Survival, however, is ultimately dependent on immune reconstitution. Allogeneic stem cell transplantation was first performed in 1968 in an infant with X-linked SCID,76 and is the treatment of choice. Survival following stem cell transplantation from an human leukocyte antigen (HLA)-identical sibling is currently as high as 90 percent.27,77,78 T-cell–depleted transplantation from haploidentical donors results in excellent results if the transplantation is performed in the neonatal period79 or in the first 3.5 months of life,27 but survival is only 50 to 65 percent if performed at a later age.77 Haploidentical transplantation is more successful in B+ SCID than in B– SCID,77 but is problematic in patients with the Artemis gene mutation or ADA deficiency, or with reticular dysgenesis. Although graft rejection should in theory be impossible in patients with SCID (making the use of pretransplantation chemotherapy unnecessary), full and durable immune reconstitution is more easily achieved following pretransplantation nonmyeloablative conditioning, which favors engraftment of donor stem cells. Promising results have been achieved with stem cell transplantation from matched-unrelated donors and unrelated cord blood.78,80
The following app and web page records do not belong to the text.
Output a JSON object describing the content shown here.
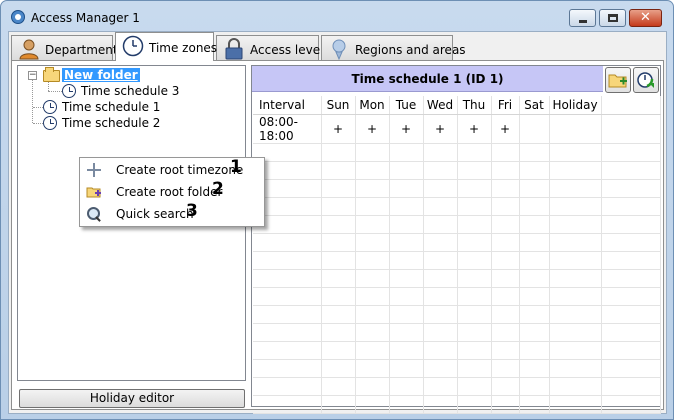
{
  "window": {
    "title": "Access Manager 1"
  },
  "tabs": [
    {
      "label": "Departments",
      "icon": "person-icon"
    },
    {
      "label": "Time zones",
      "icon": "clock-icon",
      "active": true
    },
    {
      "label": "Access levels",
      "icon": "lock-icon"
    },
    {
      "label": "Regions and areas",
      "icon": "pin-icon"
    }
  ],
  "tree": {
    "folder": "New folder",
    "folder_child": "Time schedule 3",
    "items": [
      "Time schedule 1",
      "Time schedule 2"
    ]
  },
  "holiday_button": "Holiday editor",
  "schedule": {
    "title": "Time schedule 1 (ID 1)",
    "columns": [
      "Interval",
      "Sun",
      "Mon",
      "Tue",
      "Wed",
      "Thu",
      "Fri",
      "Sat",
      "Holiday"
    ],
    "rows": [
      [
        "08:00-18:00",
        "+",
        "+",
        "+",
        "+",
        "+",
        "+",
        "",
        ""
      ]
    ]
  },
  "context_menu": [
    {
      "label": "Create root timezone",
      "number": "1",
      "icon": "plus-icon"
    },
    {
      "label": "Create root folder",
      "number": "2",
      "icon": "folder-add-icon"
    },
    {
      "label": "Quick search",
      "number": "3",
      "icon": "magnifier-icon"
    }
  ],
  "colors": {
    "header_bg": "#c6c6f6",
    "selection": "#3399ff",
    "title_bar": "#c8daee"
  }
}
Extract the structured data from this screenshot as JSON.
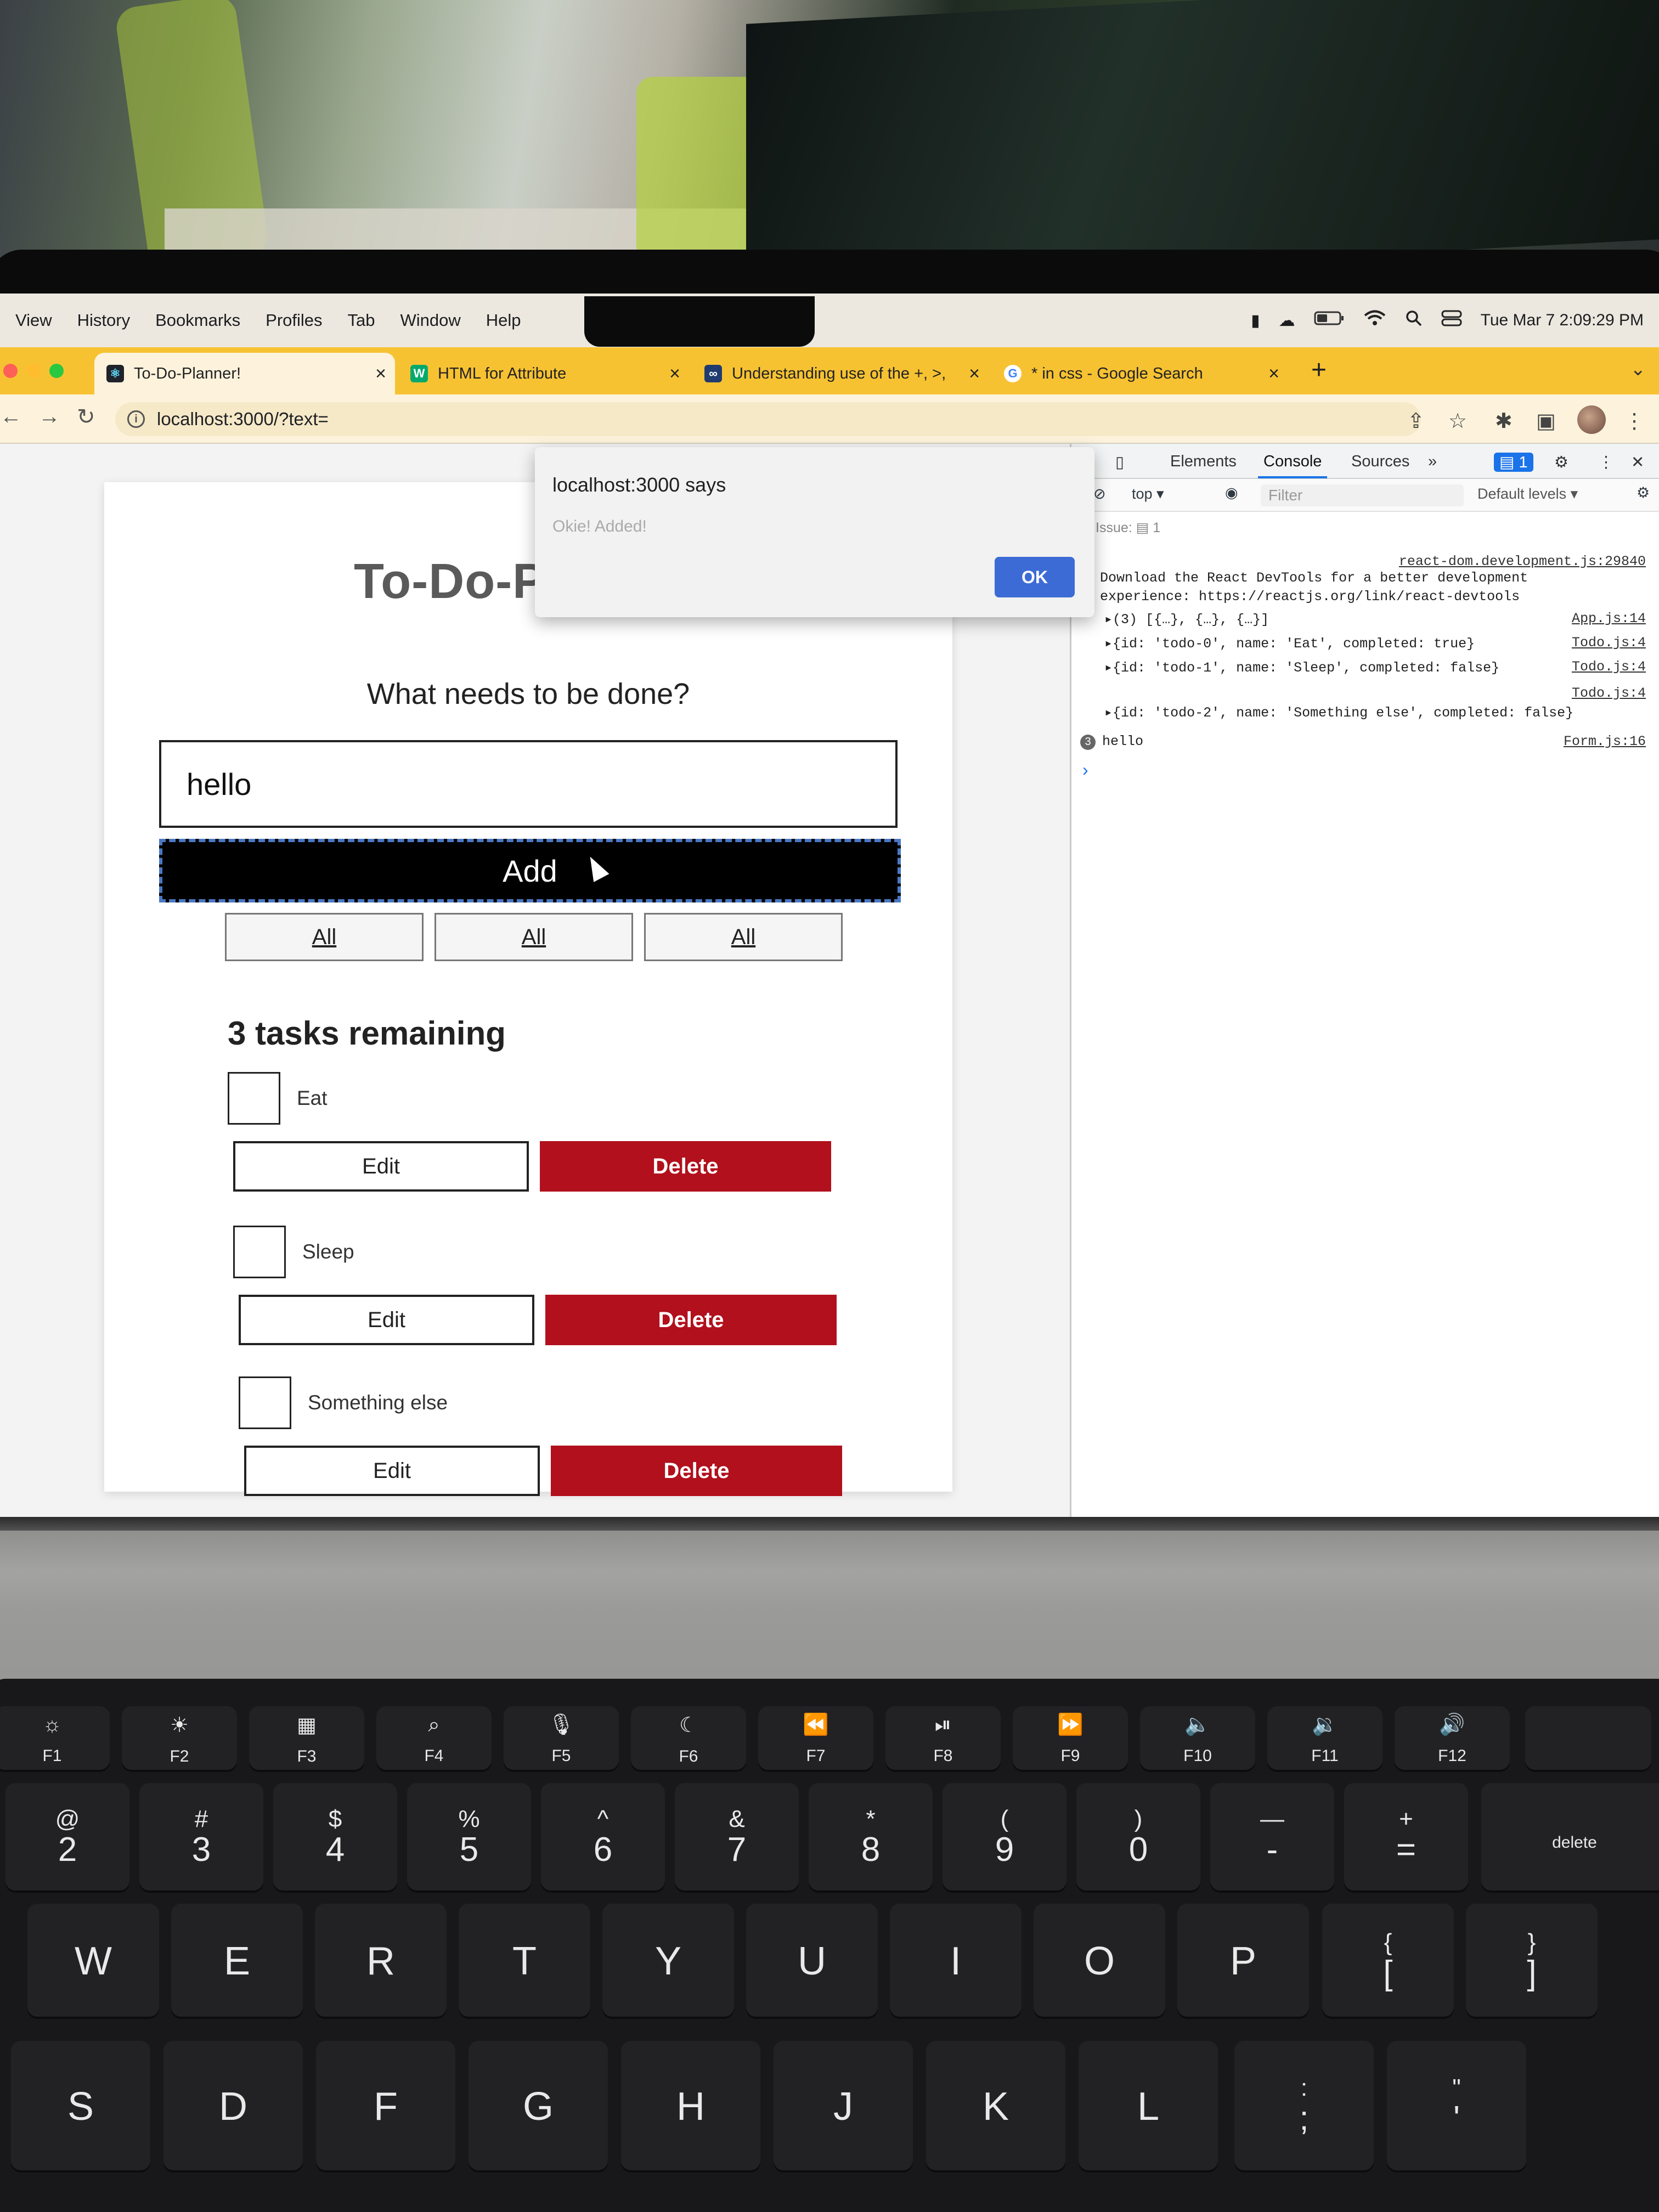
{
  "menubar": {
    "items": [
      "View",
      "History",
      "Bookmarks",
      "Profiles",
      "Tab",
      "Window",
      "Help"
    ],
    "datetime": "Tue Mar 7  2:09:29 PM"
  },
  "tabs": [
    {
      "title": "To-Do-Planner!",
      "favicon": "react-icon"
    },
    {
      "title": "HTML for Attribute",
      "favicon": "w3-icon"
    },
    {
      "title": "Understanding use of the +, >,",
      "favicon": "codepen-icon"
    },
    {
      "title": "* in css - Google Search",
      "favicon": "google-icon"
    }
  ],
  "browser": {
    "url": "localhost:3000/?text=",
    "accent": "#f7c232"
  },
  "app": {
    "title": "To-Do-P",
    "question": "What needs to be done?",
    "input_value": "hello",
    "add_label": "Add",
    "filters": [
      "All",
      "All",
      "All"
    ],
    "remaining": "3 tasks remaining",
    "todos": [
      {
        "name": "Eat",
        "edit_label": "Edit",
        "delete_label": "Delete",
        "completed": false
      },
      {
        "name": "Sleep",
        "edit_label": "Edit",
        "delete_label": "Delete",
        "completed": false
      },
      {
        "name": "Something else",
        "edit_label": "Edit",
        "delete_label": "Delete",
        "completed": false
      }
    ],
    "delete_color": "#b1101c"
  },
  "alert": {
    "origin": "localhost:3000 says",
    "message": "Okie! Added!",
    "ok_label": "OK"
  },
  "devtools": {
    "tabs": [
      "Elements",
      "Console",
      "Sources"
    ],
    "active_tab": "Console",
    "context": "top",
    "filter_placeholder": "Filter",
    "levels": "Default levels",
    "issues": "Issue:",
    "issues_count": "1",
    "badge_count": "1",
    "logs": [
      {
        "text": "Download the React DevTools for a better development",
        "source": "react-dom.development.js:29840"
      },
      {
        "text": "experience: https://reactjs.org/link/react-devtools",
        "source": ""
      },
      {
        "text": "▸(3) [{…}, {…}, {…}]",
        "source": "App.js:14"
      },
      {
        "text": "▸{id: 'todo-0', name: 'Eat', completed: true}",
        "source": "Todo.js:4"
      },
      {
        "text": "▸{id: 'todo-1', name: 'Sleep', completed: false}",
        "source": "Todo.js:4"
      },
      {
        "text": "",
        "source": "Todo.js:4"
      },
      {
        "text": "▸{id: 'todo-2', name: 'Something else', completed: false}",
        "source": ""
      },
      {
        "text": "hello",
        "source": "Form.js:16",
        "count": "3"
      }
    ]
  },
  "keyboard": {
    "fn_row": [
      "F1",
      "F2",
      "F3",
      "F4",
      "F5",
      "F6",
      "F7",
      "F8",
      "F9",
      "F10",
      "F11",
      "F12"
    ],
    "number_row": [
      {
        "top": "@",
        "bot": "2"
      },
      {
        "top": "#",
        "bot": "3"
      },
      {
        "top": "$",
        "bot": "4"
      },
      {
        "top": "%",
        "bot": "5"
      },
      {
        "top": "^",
        "bot": "6"
      },
      {
        "top": "&",
        "bot": "7"
      },
      {
        "top": "*",
        "bot": "8"
      },
      {
        "top": "(",
        "bot": "9"
      },
      {
        "top": ")",
        "bot": "0"
      },
      {
        "top": "—",
        "bot": "-"
      },
      {
        "top": "+",
        "bot": "="
      }
    ],
    "delete_label": "delete",
    "qwerty_row": [
      "W",
      "E",
      "R",
      "T",
      "Y",
      "U",
      "I",
      "O",
      "P"
    ],
    "bracket_keys": [
      {
        "top": "{",
        "bot": "["
      },
      {
        "top": "}",
        "bot": "]"
      }
    ],
    "home_row": [
      "S",
      "D",
      "F",
      "G",
      "H",
      "J",
      "K",
      "L"
    ],
    "punct_keys": [
      {
        "top": ":",
        "bot": ";"
      },
      {
        "top": "\"",
        "bot": "'"
      }
    ]
  }
}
Failure to achieve sufficient T- and B-cell reconstitution is associated with prolonged morbidity after transplantation, but most patients with SCID enjoy good quality of life after transplantion,81 except for those with ADA or PNP deficiency and SCID with increased cellular radiosensitivity, who often develop neurologic deterioration and developmental problems even after transplantation.82–84
Enzyme replacement therapy offers rapid normalization of the toxic metabolites in ADA deficiency in those who do not have a matched donor, and may result in immune reconstitution and significant clinical improvement in patients with ADA deficiency,85 although T-cell counts often remain low.86
A proof of principle that gene therapy may cure SCID has been achieved in X-linked SCID87,88; however, some of the patients have developed leukemia because of insertional mutagenesis.89,90 In contrast, efficacy of gene therapy without adverse events has been reported in ADA deficiency.91